This is the moment that starts your narrative. It is the thing that changes the status quo, sending your character into the story proper. With the Inciting Incident you announce the conflict and bring in the main tension of the story. Without it there is no reason for the story to exist, no cause, and no purpose. Every story has an Inciting Incident, even if it does not appear in the story itself, and each character has one that launches their character arc.

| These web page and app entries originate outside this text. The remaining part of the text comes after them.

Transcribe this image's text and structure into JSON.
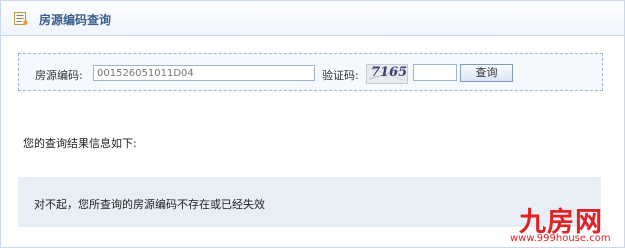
{
  "header": {
    "icon": "document-list-icon",
    "title": "房源编码查询"
  },
  "search": {
    "house_code_label": "房源编码:",
    "house_code_value": "001526051011D04",
    "captcha_label": "验证码:",
    "captcha_text": "7165",
    "captcha_input_value": "",
    "query_button_label": "查询"
  },
  "result": {
    "intro": "您的查询结果信息如下:",
    "message": "对不起，您所查询的房源编码不存在或已经失效"
  },
  "watermark": {
    "logo": "九房网",
    "url": "www.999house.com"
  },
  "colors": {
    "title": "#3a5f8e",
    "border": "#c9d9ea",
    "result_bg": "#e8eef6",
    "watermark": "#e02222"
  }
}
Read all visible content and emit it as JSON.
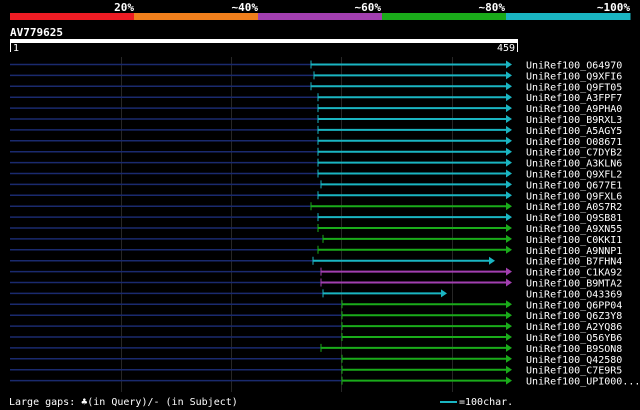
{
  "scale": {
    "labels": [
      "20%",
      "~40%",
      "~60%",
      "~80%",
      "~100%"
    ],
    "colors": [
      "#ee1c24",
      "#f07f1c",
      "#a23fb0",
      "#1aab1a",
      "#1ab5c2"
    ]
  },
  "query": {
    "name": "AV779625",
    "start_label": "1",
    "end_label": "459"
  },
  "hits": [
    {
      "name": "UniRef100_O64970",
      "color": "#1ab5c2"
    },
    {
      "name": "UniRef100_Q9XFI6",
      "color": "#1ab5c2"
    },
    {
      "name": "UniRef100_Q9FT05",
      "color": "#1ab5c2"
    },
    {
      "name": "UniRef100_A3FPF7",
      "color": "#1ab5c2"
    },
    {
      "name": "UniRef100_A9PHA0",
      "color": "#1ab5c2"
    },
    {
      "name": "UniRef100_B9RXL3",
      "color": "#1ab5c2"
    },
    {
      "name": "UniRef100_A5AGY5",
      "color": "#1ab5c2"
    },
    {
      "name": "UniRef100_O08671",
      "color": "#1ab5c2"
    },
    {
      "name": "UniRef100_C7DYB2",
      "color": "#1ab5c2"
    },
    {
      "name": "UniRef100_A3KLN6",
      "color": "#1ab5c2"
    },
    {
      "name": "UniRef100_Q9XFL2",
      "color": "#1ab5c2"
    },
    {
      "name": "UniRef100_Q677E1",
      "color": "#1ab5c2"
    },
    {
      "name": "UniRef100_Q9FXL6",
      "color": "#1ab5c2"
    },
    {
      "name": "UniRef100_A0S7R2",
      "color": "#1aab1a"
    },
    {
      "name": "UniRef100_Q9SB81",
      "color": "#1ab5c2"
    },
    {
      "name": "UniRef100_A9XN55",
      "color": "#1aab1a"
    },
    {
      "name": "UniRef100_C0KKI1",
      "color": "#1aab1a"
    },
    {
      "name": "UniRef100_A9NNP1",
      "color": "#1aab1a"
    },
    {
      "name": "UniRef100_B7FHN4",
      "color": "#1ab5c2"
    },
    {
      "name": "UniRef100_C1KA92",
      "color": "#a23fb0"
    },
    {
      "name": "UniRef100_B9MTA2",
      "color": "#a23fb0"
    },
    {
      "name": "UniRef100_O43369",
      "color": "#1ab5c2"
    },
    {
      "name": "UniRef100_Q6PP04",
      "color": "#1aab1a"
    },
    {
      "name": "UniRef100_Q6Z3Y8",
      "color": "#1aab1a"
    },
    {
      "name": "UniRef100_A2YQ86",
      "color": "#1aab1a"
    },
    {
      "name": "UniRef100_Q56YB6",
      "color": "#1aab1a"
    },
    {
      "name": "UniRef100_B9SON8",
      "color": "#1aab1a"
    },
    {
      "name": "UniRef100_Q42580",
      "color": "#1aab1a"
    },
    {
      "name": "UniRef100_C7E9R5",
      "color": "#1aab1a"
    },
    {
      "name": "UniRef100_UPI000...",
      "color": "#1aab1a"
    }
  ],
  "legend": {
    "gaps_text": "Large gaps: ♣(in Query)/- (in Subject)",
    "scale_text": "=100char."
  }
}
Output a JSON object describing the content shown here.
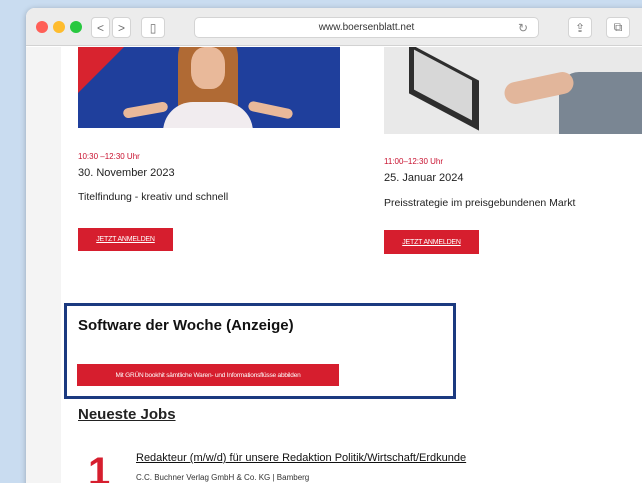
{
  "browser": {
    "url": "www.boersenblatt.net",
    "back_icon": "<",
    "forward_icon": ">",
    "sidebar_icon": "▯",
    "reload_icon": "↻",
    "share_icon": "⇪",
    "tabs_icon": "⧉"
  },
  "events": [
    {
      "time": "10:30 –12:30 Uhr",
      "date": "30. November 2023",
      "title": "Titelfindung - kreativ und schnell",
      "button": "JETZT ANMELDEN"
    },
    {
      "time": "11:00–12:30 Uhr",
      "date": "25. Januar 2024",
      "title": "Preisstrategie im preisgebundenen Markt",
      "button": "JETZT ANMELDEN"
    }
  ],
  "software": {
    "heading": "Software der Woche (Anzeige)",
    "button": "Mit GRÜN bookhit sämtliche Waren- und Informationsflüsse abbilden"
  },
  "jobs": {
    "heading": "Neueste Jobs",
    "items": [
      {
        "number": "1",
        "title": "Redakteur (m/w/d) für unsere Redaktion Politik/Wirtschaft/Erdkunde",
        "company": "C.C. Buchner Verlag GmbH & Co. KG | Bamberg"
      }
    ]
  },
  "colors": {
    "accent_red": "#d61e2e",
    "box_blue": "#1b3a80",
    "time_red": "#c8102e"
  }
}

Continuing the example of The Matrix, the Inciting Incident for Neo as a character is the moment where, after Trinity has hacked into his computer and told him to follow the white rabbit, he makes the choice to go to a nightclub with the girl with the white rabbit tattoo. That is when he steps outside his comfort zone and enters a different world, meeting Trinity and later making contact with Morpheus. The Inciting Incident for the story, however, occurs earlier, when the Agents acquire Neo’s name by tapping Trinity’s phone call in the opening moments of the film. That is what causes Trinity to contact Neo directly, puts the Agents on his path, and is the incentive for Morpheus to bring Neo out of the Matrix. It is also the moment that sets Agent Smith on his character arc. Both Trinity and Morpheus have an Inciting Incident, but it happens before the story starts, when they actually find the person they believe to be ‘The One.’ As such, each one of the four main characters has an event that launches their own personal journey, and the story as a whole has its own Inciting Incident that creates the tension in the plot.

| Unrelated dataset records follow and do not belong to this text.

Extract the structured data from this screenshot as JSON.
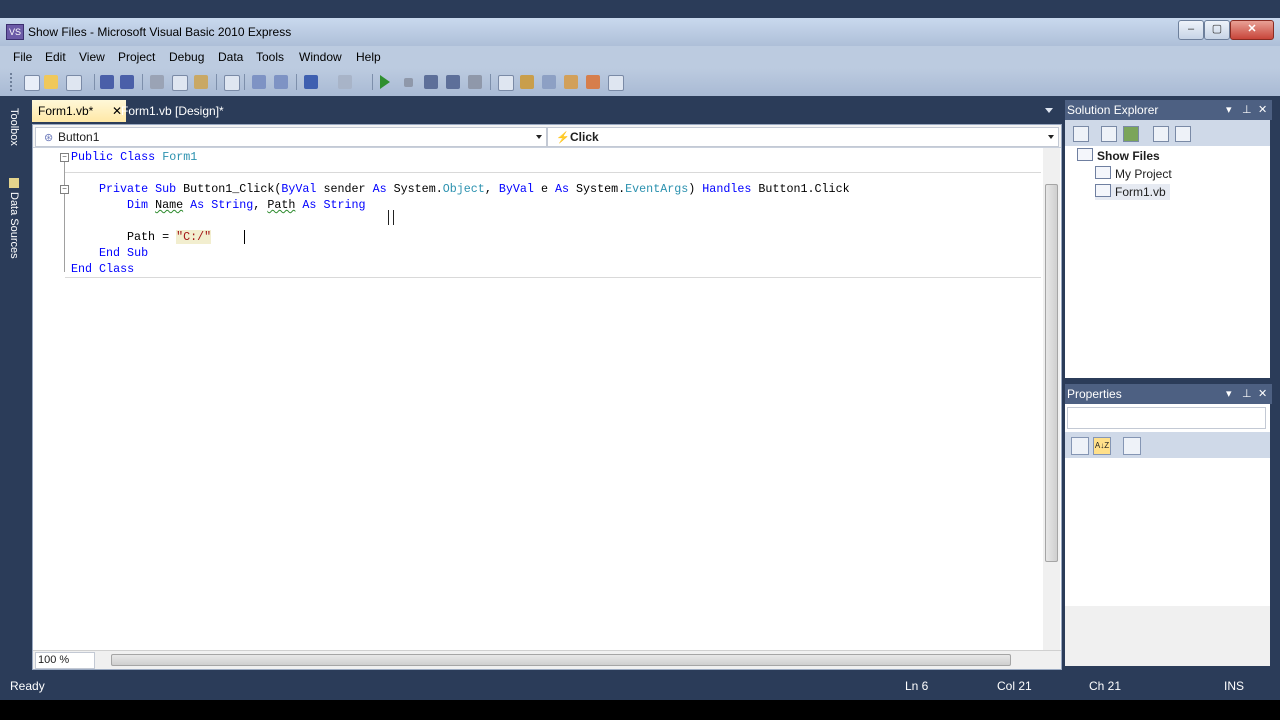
{
  "window": {
    "title": "Show Files - Microsoft Visual Basic 2010 Express",
    "app_icon": "VS",
    "minimize": "–",
    "maximize": "▢",
    "close": "✕"
  },
  "menu": [
    "File",
    "Edit",
    "View",
    "Project",
    "Debug",
    "Data",
    "Tools",
    "Window",
    "Help"
  ],
  "left_tabs": {
    "toolbox": "Toolbox",
    "data_sources": "Data Sources"
  },
  "doc_tabs": [
    {
      "label": "Form1.vb*",
      "active": true,
      "close": "✕"
    },
    {
      "label": "Form1.vb [Design]*",
      "active": false
    }
  ],
  "nav": {
    "object_combo": "Button1",
    "event_combo": "Click",
    "object_icon": "⊛",
    "event_icon": "⚡"
  },
  "code": {
    "l1_kw": "Public Class",
    "l1_id": "Form1",
    "l3_kw1": "Private Sub",
    "l3_name": "Button1_Click(",
    "l3_kw2": "ByVal",
    "l3_p1": "sender",
    "l3_kw3": "As",
    "l3_t1a": "System.",
    "l3_t1b": "Object",
    "l3_comma": ",",
    "l3_kw4": "ByVal",
    "l3_p2": "e",
    "l3_kw5": "As",
    "l3_t2a": "System.",
    "l3_t2b": "EventArgs",
    "l3_close": ")",
    "l3_kw6": "Handles",
    "l3_handler": "Button1.Click",
    "l4_kw1": "Dim",
    "l4_v1": "Name",
    "l4_kw2": "As",
    "l4_t1": "String",
    "l4_comma": ",",
    "l4_v2": "Path",
    "l4_kw3": "As",
    "l4_t2": "String",
    "l6_v": "Path",
    "l6_eq": "=",
    "l6_str": "\"C:/\"",
    "l7_kw": "End Sub",
    "l8_kw": "End Class"
  },
  "zoom": "100 %",
  "solution_explorer": {
    "header": "Solution Explorer",
    "solution": "Show Files",
    "items": [
      "My Project",
      "Form1.vb"
    ]
  },
  "properties": {
    "header": "Properties",
    "sort_icon": "A↓Z"
  },
  "status": {
    "ready": "Ready",
    "ln": "Ln 6",
    "col": "Col 21",
    "ch": "Ch 21",
    "ins": "INS"
  },
  "panel_buttons": {
    "dropdown": "▾",
    "pin": "⊥",
    "close": "✕"
  }
}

A different example would be The Bourne Identity by Robert Ludlum. Here the Inciting Incident for the plot is the opening scene, where the as yet unnamed protagonist is shot on board a boat and falls into the sea. That causes the protagonist to lose his memory, kick-starting the narrative as the overall status quo is upset. Interestingly, this creates a new status quo for the protagonist, as he is now an amnesiac and so that is all he knows. His own Inciting Incident, as a character, comes with the discovery of a microfilm (or laser-pen in the film adaptation) implanted under the skin of his hip, which gives him both a name—Jason Bourne—and the access codes for a Swiss bank account. The name, and the code, launches him on his quest to discover who he really is, why he can speak several languages and fight like a professional, and find out what is in that safety deposit box. Later in the story we meet Marie. Her status quo is shattered when she meets Jason Bourne—her Inciting Incident—and so begins her journey.
Every protagonist needs something to work towards. The Predicament is their objective or target. This is your opportunity to set the stakes.

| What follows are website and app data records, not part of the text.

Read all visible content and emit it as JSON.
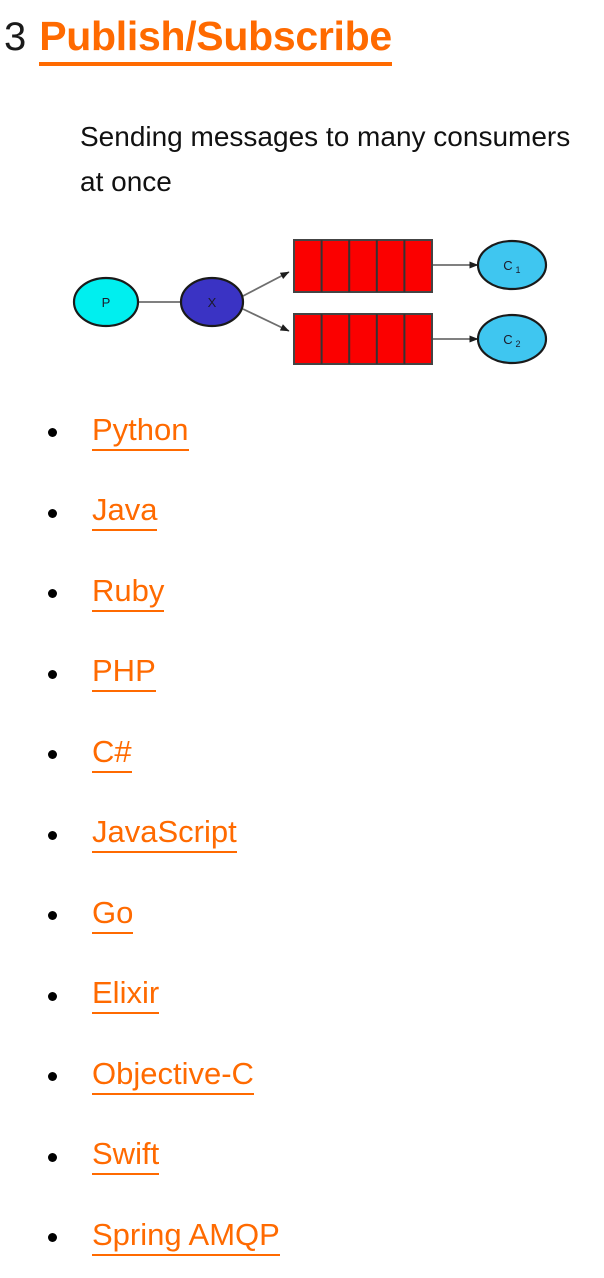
{
  "heading": {
    "number": "3",
    "title": "Publish/Subscribe",
    "color": "#ff6a00",
    "number_color": "#1a1a1a"
  },
  "subtitle": {
    "text": "Sending messages to many consumers at once",
    "color": "#111111"
  },
  "diagram": {
    "alt": "publish-subscribe-flow-diagram",
    "colors": {
      "producer_fill": "#00efef",
      "exchange_fill": "#3a33c4",
      "queue_fill": "#fb0000",
      "consumer_fill": "#3fc6f0",
      "stroke": "#1a1a1a",
      "arrow": "#555555"
    },
    "nodes": [
      {
        "id": "producer",
        "label": "P",
        "type": "ellipse"
      },
      {
        "id": "exchange",
        "label": "X",
        "type": "ellipse"
      },
      {
        "id": "queue-1",
        "label": "",
        "type": "queue",
        "cells": 5
      },
      {
        "id": "queue-2",
        "label": "",
        "type": "queue",
        "cells": 5
      },
      {
        "id": "consumer-1",
        "label": "C",
        "sub": "1",
        "type": "ellipse"
      },
      {
        "id": "consumer-2",
        "label": "C",
        "sub": "2",
        "type": "ellipse"
      }
    ],
    "edges": [
      {
        "from": "producer",
        "to": "exchange"
      },
      {
        "from": "exchange",
        "to": "queue-1"
      },
      {
        "from": "exchange",
        "to": "queue-2"
      },
      {
        "from": "queue-1",
        "to": "consumer-1"
      },
      {
        "from": "queue-2",
        "to": "consumer-2"
      }
    ]
  },
  "languages": [
    {
      "label": "Python"
    },
    {
      "label": "Java"
    },
    {
      "label": "Ruby"
    },
    {
      "label": "PHP"
    },
    {
      "label": "C#"
    },
    {
      "label": "JavaScript"
    },
    {
      "label": "Go"
    },
    {
      "label": "Elixir"
    },
    {
      "label": "Objective-C"
    },
    {
      "label": "Swift"
    },
    {
      "label": "Spring AMQP"
    }
  ]
}
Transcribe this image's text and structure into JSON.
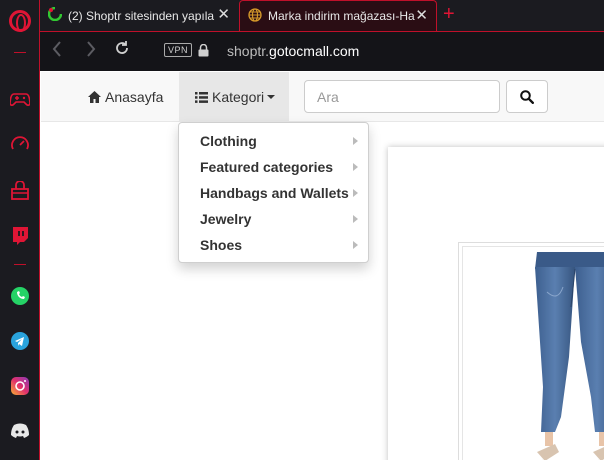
{
  "browser": {
    "tabs": [
      {
        "title": "(2) Shoptr sitesinden yapıla",
        "close": "✕"
      },
      {
        "title": "Marka indirim mağazası-Ha",
        "close": "✕"
      }
    ],
    "new_tab": "+",
    "vpn_label": "VPN",
    "url_sub": "shoptr.",
    "url_domain": "gotocmall.com"
  },
  "sidebar": {
    "icons": [
      "opera-logo",
      "gamepad-icon",
      "speedometer-icon",
      "bag-icon",
      "twitch-icon",
      "whatsapp-icon",
      "telegram-icon",
      "instagram-icon",
      "discord-icon"
    ],
    "accent_color": "#e01535"
  },
  "navbar": {
    "home_label": "Anasayfa",
    "category_label": "Kategori",
    "search_placeholder": "Ara"
  },
  "dropdown": {
    "items": [
      {
        "label": "Clothing"
      },
      {
        "label": "Featured categories"
      },
      {
        "label": "Handbags and Wallets"
      },
      {
        "label": "Jewelry"
      },
      {
        "label": "Shoes"
      }
    ]
  }
}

The narrator of Fight Club wants to sleep. To sleep, he discovers, he needs to cry. To cry he must attend support groups. Marla Singer, another faker, also attends the groups, which means he can’t cry, so he can’t sleep. What the narrator really wants, however, is to escape. He just doesn’t know it.
Katniss Everdeen lives in a dystopian future. She wants, more than anything, to protect her family, especially her little sister. That is her Predicament, her objective throughout the first act. Then, the Inciting Incident occurs the moment her sister’s name is chosen to fight in the Hunger Games.
This is the moment that occurs sometime after the Inciting Incident, where the protagonist makes a decision from which there is no turning back. They are locked into the plot, whether that is to rescue the princess or get away with murder.
For Katniss Everdeen, her moment of being locked in happens right after the Inciting Incident. Her sister’s name is read out, and to save her from the games Katniss herself volunteers. She is now stuck with that decision and she cannot go back on it.
When Neo takes the red pill in The Matrix, he too is locked in. Jason Bourne goes to the bank and accesses the safety deposit box, proving to the CIA that he is not in fact dead, but very much alive and potentially dangerous. That is the Lock-In, the point of no return.
The Lock-In serves two purposes in the narrative structure. Firstly, the protagonist is compelled to continue their journey, forcing them into action. Secondly, after the Lock-In, the story itself can move into the second act, as the first has been completed.